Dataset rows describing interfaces
* * * * * * * * *

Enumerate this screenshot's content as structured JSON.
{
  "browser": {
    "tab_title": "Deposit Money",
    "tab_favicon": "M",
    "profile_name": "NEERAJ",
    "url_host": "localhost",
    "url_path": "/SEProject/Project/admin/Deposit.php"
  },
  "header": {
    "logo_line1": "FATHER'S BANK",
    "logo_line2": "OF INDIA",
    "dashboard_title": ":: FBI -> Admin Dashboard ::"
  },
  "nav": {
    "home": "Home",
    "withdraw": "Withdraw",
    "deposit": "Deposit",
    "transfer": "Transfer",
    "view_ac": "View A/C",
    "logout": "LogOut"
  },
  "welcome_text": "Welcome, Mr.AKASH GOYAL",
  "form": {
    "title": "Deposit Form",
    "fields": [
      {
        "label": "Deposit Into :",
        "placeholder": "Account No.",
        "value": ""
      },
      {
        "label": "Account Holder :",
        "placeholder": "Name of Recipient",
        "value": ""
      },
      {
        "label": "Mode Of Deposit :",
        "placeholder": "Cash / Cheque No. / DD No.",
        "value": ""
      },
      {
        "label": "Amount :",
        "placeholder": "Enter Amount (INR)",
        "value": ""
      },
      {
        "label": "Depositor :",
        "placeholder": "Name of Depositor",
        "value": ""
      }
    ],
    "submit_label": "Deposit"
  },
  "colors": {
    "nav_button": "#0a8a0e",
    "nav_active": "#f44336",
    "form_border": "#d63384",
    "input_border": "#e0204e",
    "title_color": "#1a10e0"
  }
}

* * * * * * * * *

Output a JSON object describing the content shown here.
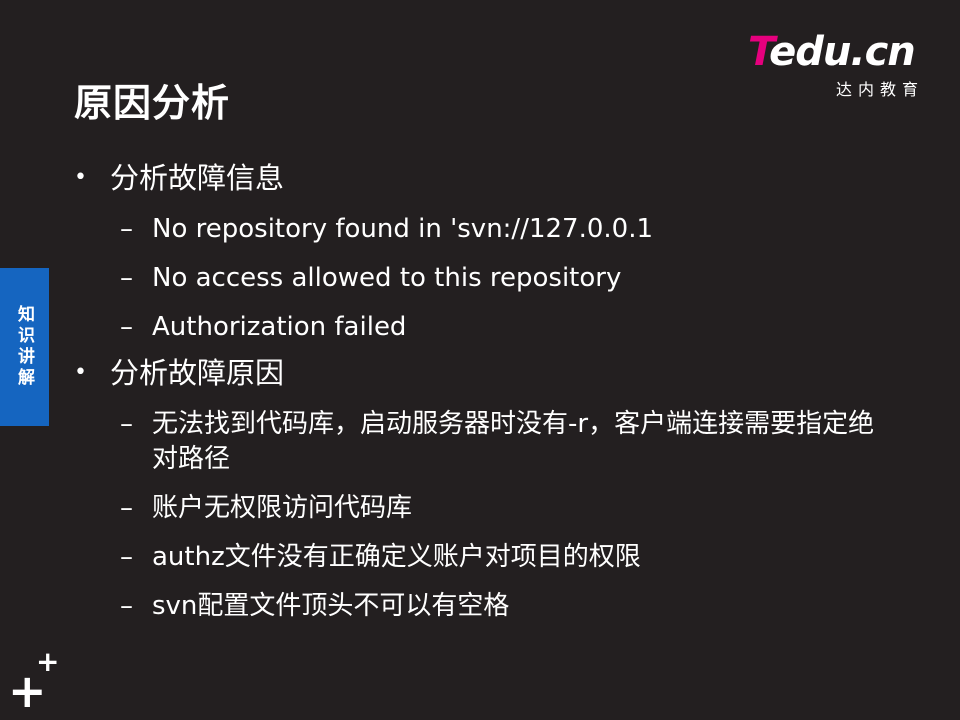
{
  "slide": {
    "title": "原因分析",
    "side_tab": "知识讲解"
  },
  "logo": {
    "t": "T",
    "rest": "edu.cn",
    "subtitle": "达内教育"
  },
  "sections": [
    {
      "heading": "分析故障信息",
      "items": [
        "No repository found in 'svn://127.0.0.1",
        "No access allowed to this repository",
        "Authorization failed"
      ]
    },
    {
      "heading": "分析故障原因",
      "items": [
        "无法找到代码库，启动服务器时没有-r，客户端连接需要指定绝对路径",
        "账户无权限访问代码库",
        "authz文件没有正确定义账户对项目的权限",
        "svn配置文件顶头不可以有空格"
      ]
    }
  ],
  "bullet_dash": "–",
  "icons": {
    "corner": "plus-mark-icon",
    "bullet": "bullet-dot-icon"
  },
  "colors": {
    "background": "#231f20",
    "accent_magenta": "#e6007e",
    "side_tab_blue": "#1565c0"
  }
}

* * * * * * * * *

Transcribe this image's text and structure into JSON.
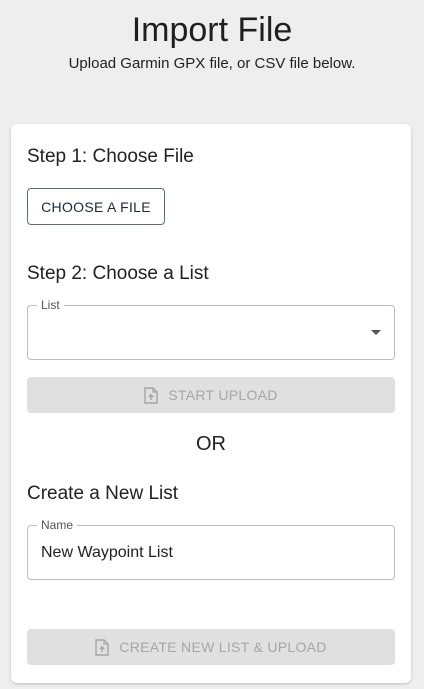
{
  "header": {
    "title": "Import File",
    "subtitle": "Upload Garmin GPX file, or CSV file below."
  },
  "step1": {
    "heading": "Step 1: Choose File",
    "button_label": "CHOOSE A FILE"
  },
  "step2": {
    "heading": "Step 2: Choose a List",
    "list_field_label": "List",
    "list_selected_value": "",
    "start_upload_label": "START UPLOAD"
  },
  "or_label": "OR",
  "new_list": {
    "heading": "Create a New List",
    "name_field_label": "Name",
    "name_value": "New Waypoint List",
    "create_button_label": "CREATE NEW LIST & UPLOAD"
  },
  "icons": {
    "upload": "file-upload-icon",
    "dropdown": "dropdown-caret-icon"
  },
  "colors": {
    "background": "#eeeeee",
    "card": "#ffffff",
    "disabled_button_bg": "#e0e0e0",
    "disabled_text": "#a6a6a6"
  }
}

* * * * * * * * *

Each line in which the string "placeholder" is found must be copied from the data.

* Exercise output *
        "placeholder": "Account No.",
        "placeholder": "Name of Recipient",
        "placeholder": "Cash / Cheque No. / DD No.",
        "placeholder": "Enter Amount (INR)",
        "placeholder": "Name of Depositor",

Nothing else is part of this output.